§ **MATERIAL SHOWN**:
──────────────────────────────
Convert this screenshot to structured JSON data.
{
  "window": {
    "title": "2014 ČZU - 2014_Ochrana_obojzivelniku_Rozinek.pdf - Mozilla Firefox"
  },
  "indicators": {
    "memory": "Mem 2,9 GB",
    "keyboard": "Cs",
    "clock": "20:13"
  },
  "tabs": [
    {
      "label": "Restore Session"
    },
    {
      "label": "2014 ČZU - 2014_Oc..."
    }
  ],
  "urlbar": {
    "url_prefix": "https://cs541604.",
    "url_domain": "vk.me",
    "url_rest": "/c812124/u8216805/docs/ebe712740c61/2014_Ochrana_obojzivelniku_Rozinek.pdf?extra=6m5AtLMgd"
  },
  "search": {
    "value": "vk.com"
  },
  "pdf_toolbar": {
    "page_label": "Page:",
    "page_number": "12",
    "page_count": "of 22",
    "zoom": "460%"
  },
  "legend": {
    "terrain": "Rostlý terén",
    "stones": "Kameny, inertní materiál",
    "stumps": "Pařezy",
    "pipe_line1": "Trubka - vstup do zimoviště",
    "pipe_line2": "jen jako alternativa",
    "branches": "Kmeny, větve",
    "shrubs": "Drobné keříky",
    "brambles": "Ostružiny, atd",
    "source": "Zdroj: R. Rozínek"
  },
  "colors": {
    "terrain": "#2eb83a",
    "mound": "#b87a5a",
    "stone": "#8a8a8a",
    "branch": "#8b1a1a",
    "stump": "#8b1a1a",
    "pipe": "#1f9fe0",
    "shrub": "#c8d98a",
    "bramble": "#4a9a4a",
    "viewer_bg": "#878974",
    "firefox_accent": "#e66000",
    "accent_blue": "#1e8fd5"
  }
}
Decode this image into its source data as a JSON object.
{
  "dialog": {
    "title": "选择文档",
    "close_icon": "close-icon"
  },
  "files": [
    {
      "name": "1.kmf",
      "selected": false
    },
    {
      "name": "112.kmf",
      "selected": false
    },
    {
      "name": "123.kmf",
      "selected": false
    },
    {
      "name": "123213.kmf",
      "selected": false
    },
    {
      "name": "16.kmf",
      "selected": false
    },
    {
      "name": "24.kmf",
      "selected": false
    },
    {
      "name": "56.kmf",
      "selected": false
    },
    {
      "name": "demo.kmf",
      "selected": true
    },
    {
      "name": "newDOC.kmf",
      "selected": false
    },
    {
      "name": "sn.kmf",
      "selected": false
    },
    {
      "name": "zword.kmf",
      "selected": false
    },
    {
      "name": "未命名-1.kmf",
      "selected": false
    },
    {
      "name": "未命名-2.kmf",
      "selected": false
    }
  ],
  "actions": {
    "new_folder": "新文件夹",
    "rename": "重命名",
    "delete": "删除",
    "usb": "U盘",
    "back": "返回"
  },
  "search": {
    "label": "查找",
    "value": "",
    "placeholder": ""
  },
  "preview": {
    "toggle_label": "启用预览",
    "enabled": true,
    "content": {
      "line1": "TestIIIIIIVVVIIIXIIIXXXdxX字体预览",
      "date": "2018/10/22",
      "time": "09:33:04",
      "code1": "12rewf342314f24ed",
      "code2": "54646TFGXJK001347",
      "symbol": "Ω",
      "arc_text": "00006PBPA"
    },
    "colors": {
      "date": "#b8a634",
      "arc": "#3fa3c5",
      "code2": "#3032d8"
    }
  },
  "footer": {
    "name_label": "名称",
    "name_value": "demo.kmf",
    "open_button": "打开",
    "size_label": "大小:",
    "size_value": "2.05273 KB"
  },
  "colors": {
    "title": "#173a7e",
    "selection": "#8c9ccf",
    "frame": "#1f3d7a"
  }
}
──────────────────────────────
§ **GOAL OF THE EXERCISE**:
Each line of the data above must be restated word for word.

§ **RESULT OF THE TASK**:
Convert this screenshot to structured JSON data.
{
  "window": {
    "title": "2014 ČZU - 2014_Ochrana_obojzivelniku_Rozinek.pdf - Mozilla Firefox"
  },
  "indicators": {
    "memory": "Mem 2,9 GB",
    "keyboard": "Cs",
    "clock": "20:13"
  },
  "tabs": [
    {
      "label": "Restore Session"
    },
    {
      "label": "2014 ČZU - 2014_Oc..."
    }
  ],
  "urlbar": {
    "url_prefix": "https://cs541604.",
    "url_domain": "vk.me",
    "url_rest": "/c812124/u8216805/docs/ebe712740c61/2014_Ochrana_obojzivelniku_Rozinek.pdf?extra=6m5AtLMgd"
  },
  "search": {
    "value": "vk.com"
  },
  "pdf_toolbar": {
    "page_label": "Page:",
    "page_number": "12",
    "page_count": "of 22",
    "zoom": "460%"
  },
  "legend": {
    "terrain": "Rostlý terén",
    "stones": "Kameny, inertní materiál",
    "stumps": "Pařezy",
    "pipe_line1": "Trubka - vstup do zimoviště",
    "pipe_line2": "jen jako alternativa",
    "branches": "Kmeny, větve",
    "shrubs": "Drobné keříky",
    "brambles": "Ostružiny, atd",
    "source": "Zdroj: R. Rozínek"
  },
  "colors": {
    "terrain": "#2eb83a",
    "mound": "#b87a5a",
    "stone": "#8a8a8a",
    "branch": "#8b1a1a",
    "stump": "#8b1a1a",
    "pipe": "#1f9fe0",
    "shrub": "#c8d98a",
    "bramble": "#4a9a4a",
    "viewer_bg": "#878974",
    "firefox_accent": "#e66000",
    "accent_blue": "#1e8fd5"
  }
}
Decode this image into its source data as a JSON object.
{
  "dialog": {
    "title": "选择文档",
    "close_icon": "close-icon"
  },
  "files": [
    {
      "name": "1.kmf",
      "selected": false
    },
    {
      "name": "112.kmf",
      "selected": false
    },
    {
      "name": "123.kmf",
      "selected": false
    },
    {
      "name": "123213.kmf",
      "selected": false
    },
    {
      "name": "16.kmf",
      "selected": false
    },
    {
      "name": "24.kmf",
      "selected": false
    },
    {
      "name": "56.kmf",
      "selected": false
    },
    {
      "name": "demo.kmf",
      "selected": true
    },
    {
      "name": "newDOC.kmf",
      "selected": false
    },
    {
      "name": "sn.kmf",
      "selected": false
    },
    {
      "name": "zword.kmf",
      "selected": false
    },
    {
      "name": "未命名-1.kmf",
      "selected": false
    },
    {
      "name": "未命名-2.kmf",
      "selected": false
    }
  ],
  "actions": {
    "new_folder": "新文件夹",
    "rename": "重命名",
    "delete": "删除",
    "usb": "U盘",
    "back": "返回"
  },
  "search": {
    "label": "查找",
    "value": "",
    "placeholder": ""
  },
  "preview": {
    "toggle_label": "启用预览",
    "enabled": true,
    "content": {
      "line1": "TestIIIIIIVVVIIIXIIIXXXdxX字体预览",
      "date": "2018/10/22",
      "time": "09:33:04",
      "code1": "12rewf342314f24ed",
      "code2": "54646TFGXJK001347",
      "symbol": "Ω",
      "arc_text": "00006PBPA"
    },
    "colors": {
      "date": "#b8a634",
      "arc": "#3fa3c5",
      "code2": "#3032d8"
    }
  },
  "footer": {
    "name_label": "名称",
    "name_value": "demo.kmf",
    "open_button": "打开",
    "size_label": "大小:",
    "size_value": "2.05273 KB"
  },
  "colors": {
    "title": "#173a7e",
    "selection": "#8c9ccf",
    "frame": "#1f3d7a"
  }
}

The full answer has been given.